EXERCISE GOAL => Return copies of the lines below that mention "минут".

##### SUPPLIED MATERIAL #####

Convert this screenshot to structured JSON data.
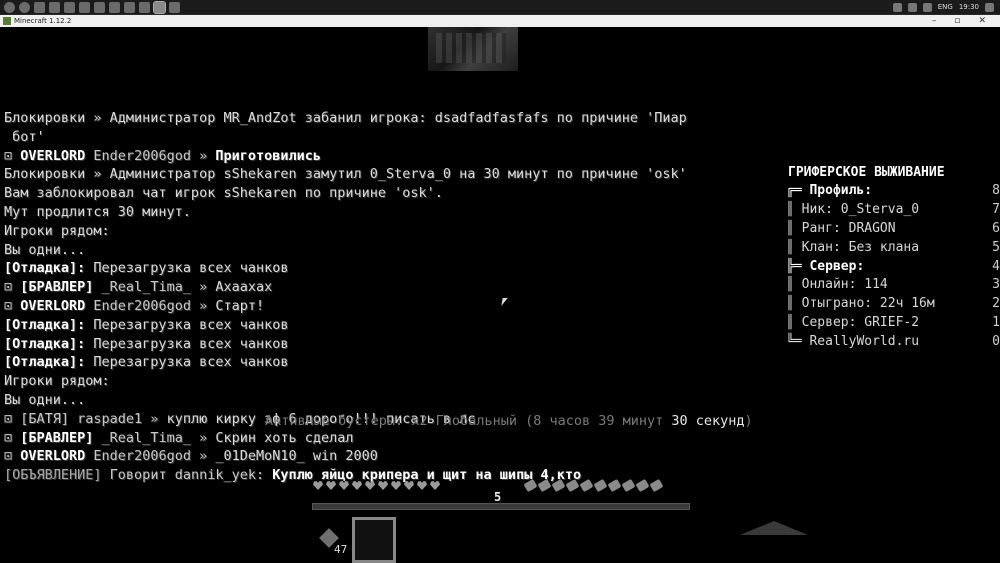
{
  "taskbar": {
    "icons": [
      "windows-icon",
      "cortana-icon",
      "explorer-icon",
      "store-icon",
      "mail-icon",
      "steam-icon",
      "chrome-icon",
      "yandex-icon",
      "discord-icon",
      "app-icon",
      "minecraft-icon",
      "minecraft-icon-2"
    ],
    "tray": {
      "language": "ENG",
      "time": "19:30"
    }
  },
  "window": {
    "title": "Minecraft 1.12.2",
    "minimize": "–",
    "maximize": "▫",
    "close": "✕"
  },
  "chat": [
    {
      "segments": [
        {
          "t": "Блокировки » Администратор MR_AndZot забанил игрока: dsadfadfasfafs по причине 'Пиар",
          "s": "n"
        }
      ]
    },
    {
      "segments": [
        {
          "t": " бот'",
          "s": "n"
        }
      ]
    },
    {
      "segments": [
        {
          "t": "⊡ ",
          "s": "g"
        },
        {
          "t": "OVERLORD",
          "s": "b"
        },
        {
          "t": " Ender2006god » ",
          "s": "g"
        },
        {
          "t": "Приготовились",
          "s": "b"
        }
      ]
    },
    {
      "segments": [
        {
          "t": "Блокировки » Администратор sShekaren замутил 0_Sterva_0 на 30 минут по причине 'osk'",
          "s": "n"
        }
      ]
    },
    {
      "segments": [
        {
          "t": "Вам заблокировал чат игрок sShekaren по причине 'osk'.",
          "s": "n"
        }
      ]
    },
    {
      "segments": [
        {
          "t": "Мут продлится 30 минут.",
          "s": "n"
        }
      ]
    },
    {
      "segments": [
        {
          "t": "Игроки рядом:",
          "s": "n"
        }
      ]
    },
    {
      "segments": [
        {
          "t": "Вы одни...",
          "s": "n"
        }
      ]
    },
    {
      "segments": [
        {
          "t": "[Отладка]:",
          "s": "b"
        },
        {
          "t": " Перезагрузка всех чанков",
          "s": "n"
        }
      ]
    },
    {
      "segments": [
        {
          "t": "⊡ ",
          "s": "g"
        },
        {
          "t": "[БРАВЛЕР]",
          "s": "b"
        },
        {
          "t": " _Real_Tima_ » ",
          "s": "g"
        },
        {
          "t": "Ахаахах",
          "s": "n"
        }
      ]
    },
    {
      "segments": [
        {
          "t": "⊡ ",
          "s": "g"
        },
        {
          "t": "OVERLORD",
          "s": "b"
        },
        {
          "t": " Ender2006god » ",
          "s": "g"
        },
        {
          "t": "Старт!",
          "s": "n"
        }
      ]
    },
    {
      "segments": [
        {
          "t": "[Отладка]:",
          "s": "b"
        },
        {
          "t": " Перезагрузка всех чанков",
          "s": "n"
        }
      ]
    },
    {
      "segments": [
        {
          "t": "[Отладка]:",
          "s": "b"
        },
        {
          "t": " Перезагрузка всех чанков",
          "s": "n"
        }
      ]
    },
    {
      "segments": [
        {
          "t": "[Отладка]:",
          "s": "b"
        },
        {
          "t": " Перезагрузка всех чанков",
          "s": "n"
        }
      ]
    },
    {
      "segments": [
        {
          "t": "Игроки рядом:",
          "s": "n"
        }
      ]
    },
    {
      "segments": [
        {
          "t": "Вы одни...",
          "s": "n"
        }
      ]
    },
    {
      "segments": [
        {
          "t": "⊡ [БАТЯ] raspade1 » ",
          "s": "g"
        },
        {
          "t": "куплю кирку эф 6 дорого!!! писать в лс",
          "s": "n"
        }
      ]
    },
    {
      "segments": [
        {
          "t": "⊡ ",
          "s": "g"
        },
        {
          "t": "[БРАВЛЕР]",
          "s": "b"
        },
        {
          "t": " _Real_Tima_ » ",
          "s": "g"
        },
        {
          "t": "Скрин хоть сделал",
          "s": "n"
        }
      ]
    },
    {
      "segments": [
        {
          "t": "⊡ ",
          "s": "g"
        },
        {
          "t": "OVERLORD",
          "s": "b"
        },
        {
          "t": " Ender2006god » ",
          "s": "g"
        },
        {
          "t": "_01DeMoN10_ win 2000",
          "s": "n"
        }
      ]
    },
    {
      "segments": [
        {
          "t": "[ОБЪЯВЛЕНИЕ]",
          "s": "d"
        },
        {
          "t": " Говорит dannik_yek: ",
          "s": "g"
        },
        {
          "t": "Куплю яйцо крипера и щит на шипы 4,кто",
          "s": "b"
        }
      ]
    }
  ],
  "boosters": {
    "prefix": "Активные бустеры: х2 Глобальный (8 часов 39 минут ",
    "highlight": "30 секунд",
    "suffix": ")"
  },
  "scoreboard": {
    "title": "ГРИФЕРСКОЕ ВЫЖИВАНИЕ",
    "rows": [
      {
        "label": "╔═ Профиль:",
        "score": "8",
        "header": true
      },
      {
        "label": "║ Ник: 0_Sterva_0",
        "score": "7",
        "header": false
      },
      {
        "label": "║ Ранг: DRAGON",
        "score": "6",
        "header": false
      },
      {
        "label": "║ Клан: Без клана",
        "score": "5",
        "header": false
      },
      {
        "label": "╠═ Сервер:",
        "score": "4",
        "header": true
      },
      {
        "label": "║ Онлайн: 114",
        "score": "3",
        "header": false
      },
      {
        "label": "║ Отыграно: 22ч 16м",
        "score": "2",
        "header": false
      },
      {
        "label": "║ Сервер: GRIEF-2",
        "score": "1",
        "header": false
      },
      {
        "label": "╚═ ReallyWorld.ru",
        "score": "0",
        "header": false
      }
    ]
  },
  "hud": {
    "health_fraction": 1.0,
    "hunger_fraction": 1.0,
    "xp_level": "5",
    "offhand_count": "47",
    "hearts": 10,
    "hunger_icons": 10
  }
}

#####

WRITTEN ANSWER =>
          "t": "Блокировки » Администратор sShekaren замутил 0_Sterva_0 на 30 минут по причине 'osk'",
          "t": "Мут продлится 30 минут.",
    "prefix": "Активные бустеры: х2 Глобальный (8 часов 39 минут ",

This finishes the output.